UB students discuss ride-hailing services in Buffalo


Jessie Miller enjoys watching plays at Shea’s Performing Arts Center downtown, but the cost of a taxi can be more expensive than tickets for a show.

In the past, Miller and her friends had to take a bus from North to South Campus, then take the train from South Campus to downtown.

Transportation options may be opening up for UB students since ride-hailing services are expected in upstate New York as soon as this summer, according to The Buffalo News. The announcement comes after a long-fought battle in Albany between ridesharing proponents like Governor Andrew Cuomo and the services’ opponents, such as Senate Democrats and local transportation services.

In the past, many UB students have found transportation options lacking, saying taxis are expensive and not always reliable.
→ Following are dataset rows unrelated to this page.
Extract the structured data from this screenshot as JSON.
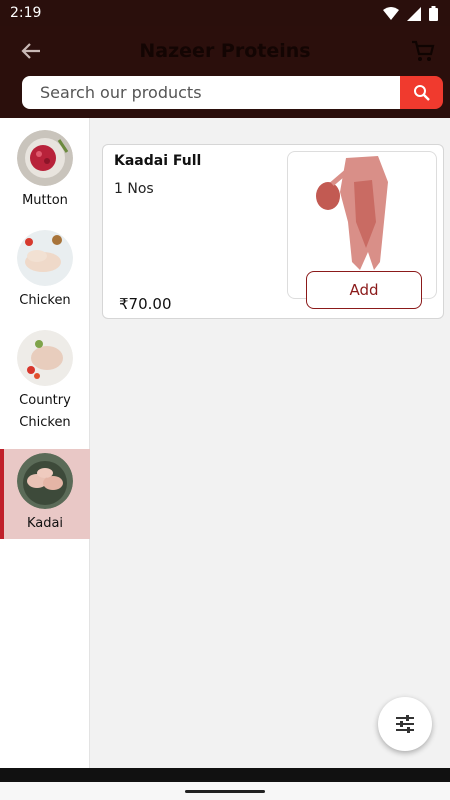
{
  "status": {
    "time": "2:19"
  },
  "header": {
    "title": "Nazeer Proteins",
    "back_icon": "arrow-left-icon",
    "cart_icon": "cart-icon"
  },
  "search": {
    "placeholder": "Search our products"
  },
  "sidebar": {
    "items": [
      {
        "label": "Mutton",
        "active": false
      },
      {
        "label": "Chicken",
        "active": false
      },
      {
        "label": "Country Chicken",
        "active": false
      },
      {
        "label": "Kadai",
        "active": true
      }
    ]
  },
  "product": {
    "name": "Kaadai Full",
    "quantity": "1 Nos",
    "price": "₹70.00",
    "add_label": "Add"
  },
  "colors": {
    "header": "#2b0f0c",
    "accent": "#f03a2e",
    "active_bg": "#e9c8c6",
    "active_bar": "#c0202a",
    "button_text": "#8b1a1a"
  }
}
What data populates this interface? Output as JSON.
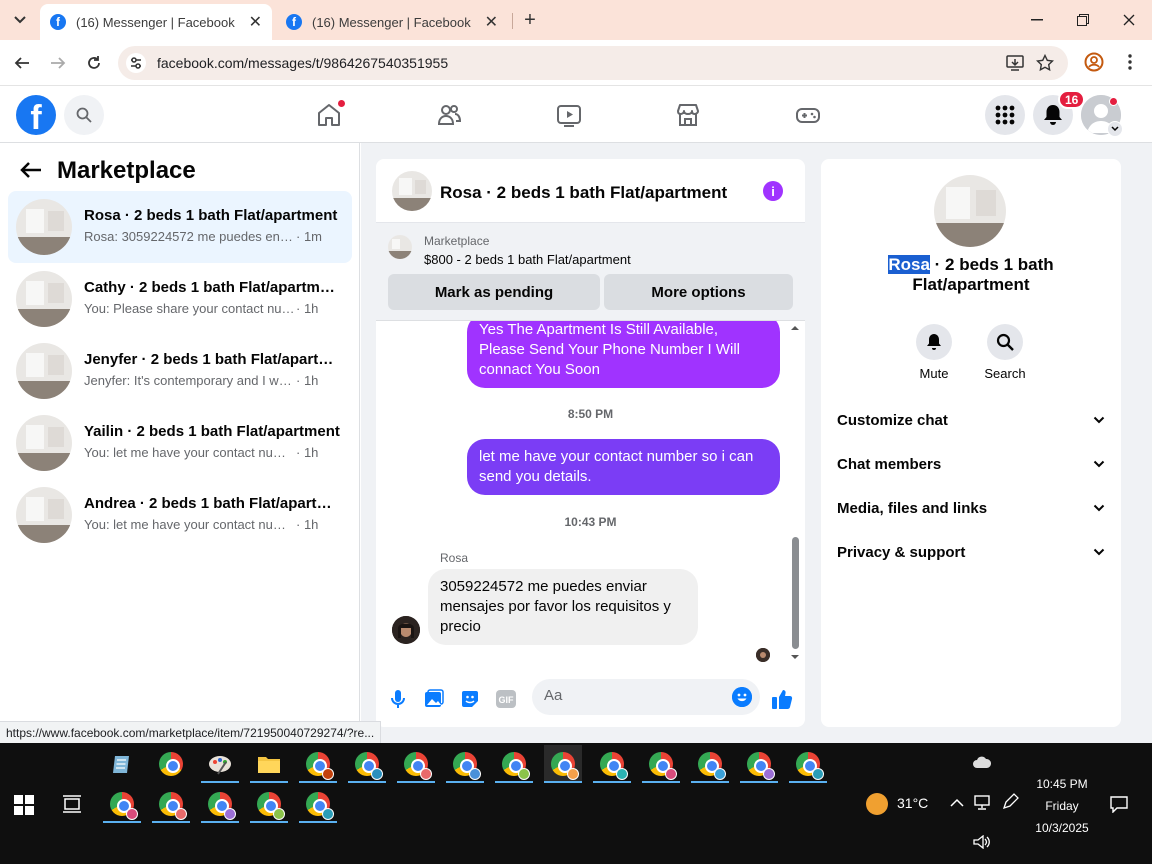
{
  "browser": {
    "tabs": [
      {
        "title": "(16) Messenger | Facebook",
        "active": true
      },
      {
        "title": "(16) Messenger | Facebook",
        "active": false
      }
    ],
    "url": "facebook.com/messages/t/9864267540351955",
    "status_url": "https://www.facebook.com/marketplace/item/721950040729274/?re..."
  },
  "fb": {
    "logo": "f",
    "notifications_count": "16",
    "brand_color": "#1877f2"
  },
  "sidebar": {
    "title": "Marketplace",
    "conversations": [
      {
        "name": "Rosa · 2 beds 1 bath Flat/apartment",
        "preview": "Rosa: 3059224572 me puedes enviar ...",
        "time": "· 1m",
        "active": true
      },
      {
        "name": "Cathy · 2 beds 1 bath Flat/apartment",
        "preview": "You: Please share your contact numbe...",
        "time": "· 1h",
        "active": false
      },
      {
        "name": "Jenyfer · 2 beds 1 bath Flat/apartm...",
        "preview": "Jenyfer: It's contemporary and I wasn'...",
        "time": "· 1h",
        "active": false
      },
      {
        "name": "Yailin · 2 beds 1 bath Flat/apartment",
        "preview": "You: let me have your contact number...",
        "time": "· 1h",
        "active": false
      },
      {
        "name": "Andrea · 2 beds 1 bath Flat/apartm...",
        "preview": "You: let me have your contact number...",
        "time": "· 1h",
        "active": false
      }
    ]
  },
  "chat": {
    "title": "Rosa · 2 beds 1 bath Flat/apartment",
    "marketplace_label": "Marketplace",
    "listing": "$800 - 2 beds 1 bath Flat/apartment",
    "mark_pending": "Mark as pending",
    "more_options": "More options",
    "messages": {
      "m1": "Yes The Apartment Is Still Available, Please Send Your Phone Number I Will connact You Soon",
      "ts1": "8:50 PM",
      "m2": "let me have your contact number so i can send you details.",
      "ts2": "10:43 PM",
      "sender": "Rosa",
      "m3": "3059224572 me puedes enviar mensajes por favor los requisitos y precio"
    },
    "composer_placeholder": "Aa",
    "accent_color": "#a033ff"
  },
  "details": {
    "name_highlight": "Rosa",
    "name_rest": " · 2 beds 1 bath Flat/apartment",
    "actions": [
      {
        "label": "Mute",
        "icon": "bell-icon"
      },
      {
        "label": "Search",
        "icon": "search-icon"
      }
    ],
    "sections": [
      "Customize chat",
      "Chat members",
      "Media, files and links",
      "Privacy & support"
    ]
  },
  "taskbar": {
    "temperature": "31°C",
    "time": "10:45 PM",
    "day": "Friday",
    "date": "10/3/2025"
  }
}
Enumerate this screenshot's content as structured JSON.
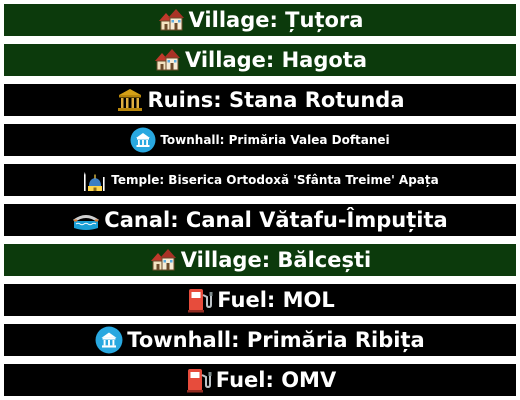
{
  "rows": [
    {
      "category": "Village",
      "icon": "village-icon",
      "label": "Village: Țuțora",
      "style": "green"
    },
    {
      "category": "Village",
      "icon": "village-icon",
      "label": "Village: Hagota",
      "style": "green"
    },
    {
      "category": "Ruins",
      "icon": "ruins-icon",
      "label": "Ruins: Stana Rotunda",
      "style": "dark"
    },
    {
      "category": "Townhall",
      "icon": "townhall-icon",
      "label": "Townhall: Primăria Valea Doftanei",
      "style": "dark"
    },
    {
      "category": "Temple",
      "icon": "temple-icon",
      "label": "Temple: Biserica Ortodoxă 'Sfânta Treime' Apața",
      "style": "dark"
    },
    {
      "category": "Canal",
      "icon": "canal-icon",
      "label": "Canal: Canal Vătafu-Împuțita",
      "style": "dark"
    },
    {
      "category": "Village",
      "icon": "village-icon",
      "label": "Village: Bălcești",
      "style": "green"
    },
    {
      "category": "Fuel",
      "icon": "fuel-icon",
      "label": "Fuel: MOL",
      "style": "dark"
    },
    {
      "category": "Townhall",
      "icon": "townhall-icon",
      "label": "Townhall: Primăria Ribița",
      "style": "dark"
    },
    {
      "category": "Fuel",
      "icon": "fuel-icon",
      "label": "Fuel: OMV",
      "style": "dark"
    }
  ],
  "colors": {
    "row_dark": "#000000",
    "row_green": "#0c3a0c",
    "text": "#ffffff"
  }
}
The last train leaves downtown Buffalo around midnight on the weekends.

John Chorwat, a senior electrical engineering major, has had many bad experiences with cabs downtown and is excited to use Uber in the future.

“It costs so much to get from North [Campus] to downtown, like $50 or something ridiculous,” Chorwat said. “We've been thrown out of cabs before for being rowdy and a lot of [cab-drivers] are just rude in general.”

The battle in Albany looked to expand ride-hailing services beyond New York City, where they have been legal for years. New York will join 38 other states to fully legalize ride-hailing. Buffalo is currently the largest city in the country without ride-hailing services.

Uber and Lyft are the leading ride-hailing services. They work to locate the closest driver to the rider’s location and give customers affordable and fast transportation.

UberX, the least expensive of Uber’s services, currently charges $1.75 per mile in New York City, putting a ride from North Campus to Canalside at about $27. The same trip through Liberty Cab, a local taxi company, costs $55.

International and out-of-state students need transportation to the airport and a cab can cost $26 with either Buffalo Transportation service or Liberty Cab. By comparison, this trip with UberX would cost $16.

Chorwat has used Uber in Manhattan and is eager to see them make their way through Western NY. He enjoys Uber because their vehicles are “actually nice and clean.”

Allisa Roberts, a freshman pharmacy major, doesn’t go downtown often, but said she would if ride-hailing services become available.

“When people are drunk and have to go home, cabs are expensive,” Roberts said. “Uber seems like a reliable way to get cheaper transportation.”

Miller lives on Long Island and often flies home for shorter breaks.

“I would definitely take advantage of it even if I'm just going to the airport or I just need a ride back to campus,” Miller said.

Uber would also be an opportunity for students to earn extra cash.

In order to be an Uber driver in Buffalo, one must be 21 or older, have a four-door car that is a 2011 or newer, in-state auto insurance with the driver’s name on the policy, an in-state driver license, a social security number, in-state plates and must pass a background check and driving record check. Since Buffalo would be a new location, there are other requirements that may be put into effect.

Officials were also concerned with the safety of the service and the background checks that are conducted for drivers.

Karen Ullman, a senior media studies major, would use Uber if it were in Buffalo. She said she’s not worried about the drivers and would prefer the ride-hailing service to a cab.

“Cabs are way too expensive and can be a pain to call for later in the night,” Ullman said. “I used to live out by New York City and Uber was such a lifesaver, as you could see the general rate before you send for it whereas with a cab, you never really know. I’ve had friends who’ve been in poor situations with Uber drivers and were reimbursed because the customer service is so accommodating.”

Ian Carson, a senior economics major, thinks that cabs can be unreliable and expensive, especially since Liberty Cab has such a large place in the market.

“I’ve used Uber before and they’re general much friendlier than cab drivers, probably because a lot of them do it for extra cash or they’re choosing their own hours,” Carson said. “So it’s not sketchy at all to me.”

Lindsay Gilder is the assistant features editor and can be reached at lindsay.gilder@ubspectrum.com